A Young Woman Grabs the Golden Ticket To College and a Better Future

Photograph of Jessica McCormick.Jessica McCormick never doubted she was going to college.

Not when she ran away from a violent home the summer before her senior year. Not when she bounced among the houses of friends and extended family. Not when, more than once, she wound up living, for several weeks, on the streets of her hometown, Grand Rapids, MI.

Despite everything, McCormick got good grades, worked in her high school’s main office, sent off her college application and graduated. In June 2010, she received an acceptance letter from Aquinas College, a liberal arts school in Grand Rapids. And she realized she couldn’t afford to go.

On average, higher education boosts people’s lifetime earnings compared to having a high school-level diploma or less. For unaccompanied youth like McCormick, who have no fixed residence or family support, “It’s the door out of not being able to get a job, not being able to support yourself,” she says—in other words, a first step toward economic independence, a meaningful career and overall self-sufficiency.  

McCormick’s social workers at Arbor Circle, a Family and Youth Services Bureau-funded runaway and homeless youth program, jumped in to help.

“They were basically saying, ‘That’s the golden ticket in your hand,’” McCormick says. “’Don’t throw it out.’” Arbor staff worked with the college’s administrators, got McCormick financial aid, and arranged for her to start living on campus even before the semester started.

Now 20 years old and a junior majoring in sociology and community leadership, McCormick has started an organization called Hope House, which will support unaccompanied youth at her college by offering life-skills training, tutoring, mentoring, and other services and by acting as a liaison to the college’s administration. To build her experience in the social services field, last summer she interned with the Grand Rapids Area Coalition to End Homelessness.

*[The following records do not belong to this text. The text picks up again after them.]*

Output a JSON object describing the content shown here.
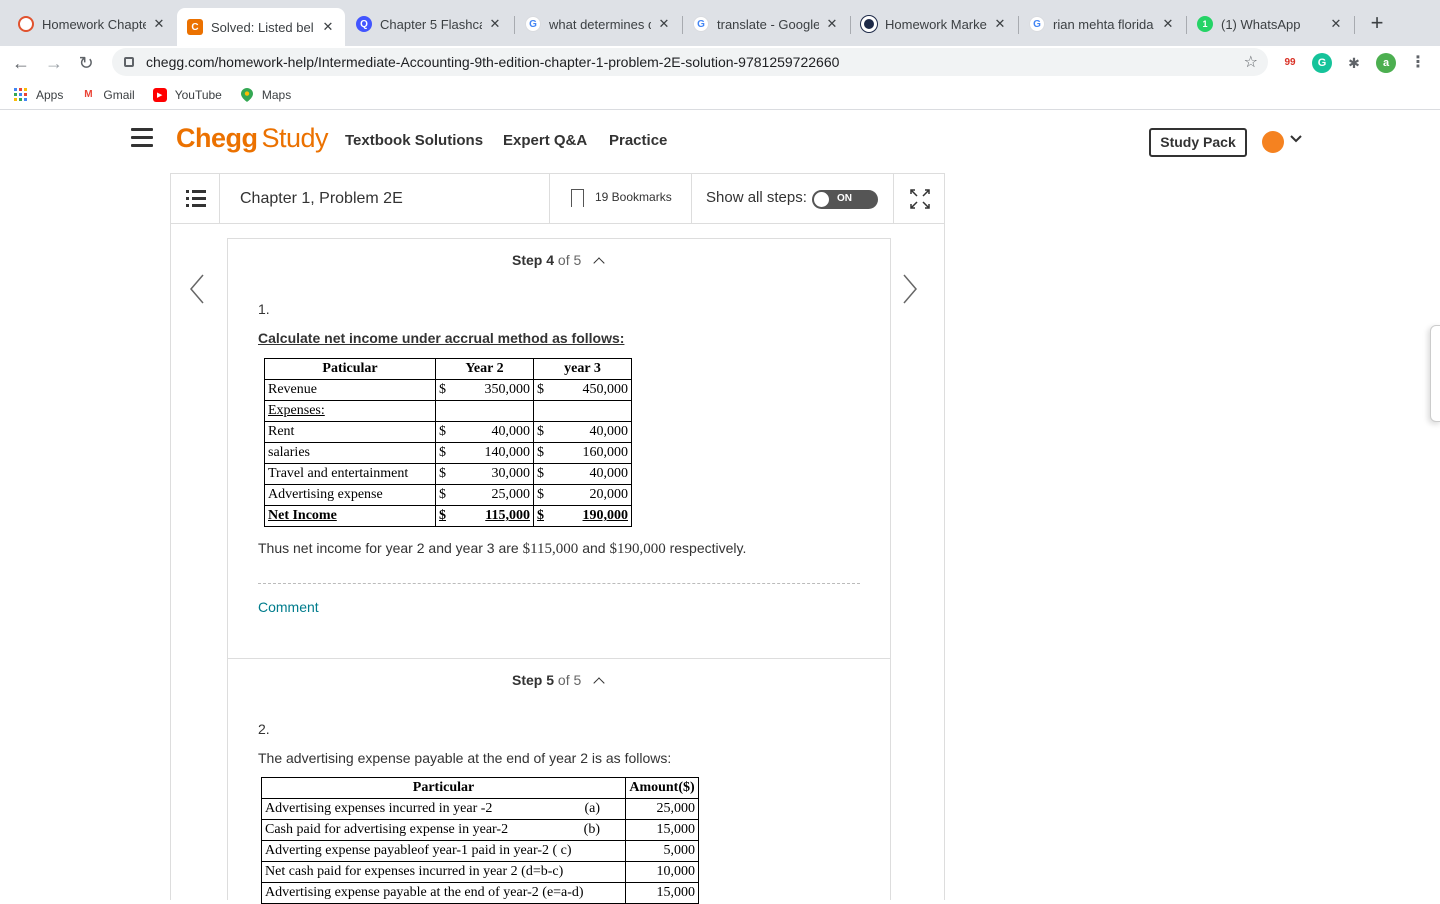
{
  "browser": {
    "tabs": [
      {
        "title": "Homework Chapte",
        "icon": "homework-icon"
      },
      {
        "title": "Solved: Listed bel",
        "icon": "chegg-icon",
        "active": true
      },
      {
        "title": "Chapter 5 Flashca",
        "icon": "quizlet-icon"
      },
      {
        "title": "what determines d",
        "icon": "google-icon"
      },
      {
        "title": "translate - Google",
        "icon": "google-icon"
      },
      {
        "title": "Homework Market",
        "icon": "homework-market-icon"
      },
      {
        "title": "rian mehta florida",
        "icon": "google-icon"
      },
      {
        "title": "(1) WhatsApp",
        "icon": "whatsapp-icon",
        "badge": "1"
      }
    ],
    "url": "chegg.com/homework-help/Intermediate-Accounting-9th-edition-chapter-1-problem-2E-solution-9781259722660",
    "bookmarks": [
      "Apps",
      "Gmail",
      "YouTube",
      "Maps"
    ],
    "profile_initial": "a"
  },
  "header": {
    "logo_brand": "Chegg",
    "logo_product": "Study",
    "nav": [
      "Textbook Solutions",
      "Expert Q&A",
      "Practice"
    ],
    "study_pack": "Study Pack"
  },
  "problem_bar": {
    "title": "Chapter 1, Problem 2E",
    "bookmarks": "19 Bookmarks",
    "show_steps_label": "Show all steps:",
    "toggle_label": "ON"
  },
  "step4": {
    "step_label": "Step 4",
    "of_label": "of 5",
    "number": "1.",
    "heading": "Calculate net income under accrual method as follows:",
    "table": {
      "headers": [
        "Paticular",
        "Year 2",
        "year 3"
      ],
      "rows": [
        {
          "label": "Revenue",
          "y2": "350,000",
          "y3": "450,000",
          "sym": "$"
        },
        {
          "label": "Expenses:",
          "y2": "",
          "y3": "",
          "sym": ""
        },
        {
          "label": "Rent",
          "y2": "40,000",
          "y3": "40,000",
          "sym": "$"
        },
        {
          "label": "salaries",
          "y2": "140,000",
          "y3": "160,000",
          "sym": "$"
        },
        {
          "label": "Travel and entertainment",
          "y2": "30,000",
          "y3": "40,000",
          "sym": "$"
        },
        {
          "label": "Advertising expense",
          "y2": "25,000",
          "y3": "20,000",
          "sym": "$"
        },
        {
          "label": "Net Income",
          "y2": "115,000",
          "y3": "190,000",
          "sym": "$"
        }
      ]
    },
    "conclusion_pre": "Thus net income for year 2 and year 3 are",
    "conclusion_v1": "$115,000",
    "conclusion_and": "and",
    "conclusion_v2": "$190,000",
    "conclusion_post": "respectively.",
    "comment": "Comment"
  },
  "step5": {
    "step_label": "Step 5",
    "of_label": "of 5",
    "number": "2.",
    "heading": "The advertising expense payable at the end of year 2 is as follows:",
    "table": {
      "headers": [
        "Particular",
        "Amount($)"
      ],
      "rows": [
        {
          "label": "Advertising expenses incurred in year -2",
          "tag": "(a)",
          "amount": "25,000"
        },
        {
          "label": "Cash paid for advertising expense in year-2",
          "tag": "(b)",
          "amount": "15,000"
        },
        {
          "label": "Adverting expense payableof year-1 paid in year-2 ( c)",
          "tag": "",
          "amount": "5,000"
        },
        {
          "label": "Net cash paid for expenses incurred in year 2  (d=b-c)",
          "tag": "",
          "amount": "10,000"
        },
        {
          "label": "Advertising expense payable at the end of year-2 (e=a-d)",
          "tag": "",
          "amount": "15,000"
        }
      ]
    }
  }
}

“In my ideal world,” she says, “every homeless youth would have a person or family member who would encourage them and help them find their golden ticket.”